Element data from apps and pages
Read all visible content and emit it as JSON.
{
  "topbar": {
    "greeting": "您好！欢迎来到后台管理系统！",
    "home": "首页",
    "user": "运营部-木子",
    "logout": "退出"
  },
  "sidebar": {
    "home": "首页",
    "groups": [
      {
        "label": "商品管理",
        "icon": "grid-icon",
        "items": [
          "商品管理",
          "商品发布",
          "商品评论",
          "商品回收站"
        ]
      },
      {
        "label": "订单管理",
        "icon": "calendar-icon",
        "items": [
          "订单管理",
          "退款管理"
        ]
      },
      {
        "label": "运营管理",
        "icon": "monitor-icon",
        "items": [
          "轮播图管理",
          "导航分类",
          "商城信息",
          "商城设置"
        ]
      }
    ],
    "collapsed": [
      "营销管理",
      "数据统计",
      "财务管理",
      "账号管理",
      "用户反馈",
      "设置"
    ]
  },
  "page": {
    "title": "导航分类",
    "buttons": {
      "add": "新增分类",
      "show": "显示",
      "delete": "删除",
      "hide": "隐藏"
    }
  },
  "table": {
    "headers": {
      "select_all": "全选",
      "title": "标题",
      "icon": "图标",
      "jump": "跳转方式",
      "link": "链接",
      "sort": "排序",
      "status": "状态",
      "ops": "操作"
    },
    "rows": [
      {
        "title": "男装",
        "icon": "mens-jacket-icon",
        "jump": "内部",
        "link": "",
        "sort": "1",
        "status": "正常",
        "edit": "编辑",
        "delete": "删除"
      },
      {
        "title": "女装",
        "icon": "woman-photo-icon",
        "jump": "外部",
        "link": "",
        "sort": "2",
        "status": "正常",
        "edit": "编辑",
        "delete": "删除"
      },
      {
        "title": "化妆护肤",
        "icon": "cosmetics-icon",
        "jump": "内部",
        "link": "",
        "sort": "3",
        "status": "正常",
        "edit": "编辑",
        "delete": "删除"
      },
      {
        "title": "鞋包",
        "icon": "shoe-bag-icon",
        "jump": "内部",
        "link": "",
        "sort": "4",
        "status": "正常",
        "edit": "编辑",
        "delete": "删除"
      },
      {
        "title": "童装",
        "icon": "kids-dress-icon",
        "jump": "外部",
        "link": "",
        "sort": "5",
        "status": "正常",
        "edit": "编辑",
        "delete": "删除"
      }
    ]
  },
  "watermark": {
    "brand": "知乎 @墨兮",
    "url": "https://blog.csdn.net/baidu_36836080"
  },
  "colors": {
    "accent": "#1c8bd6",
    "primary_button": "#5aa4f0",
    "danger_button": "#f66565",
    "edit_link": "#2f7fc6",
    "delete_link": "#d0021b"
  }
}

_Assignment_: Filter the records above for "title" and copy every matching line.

_Expected output_:
    "title": "导航分类",
      "title": "标题",
        "title": "男装",
        "title": "女装",
        "title": "化妆护肤",
        "title": "鞋包",
        "title": "童装",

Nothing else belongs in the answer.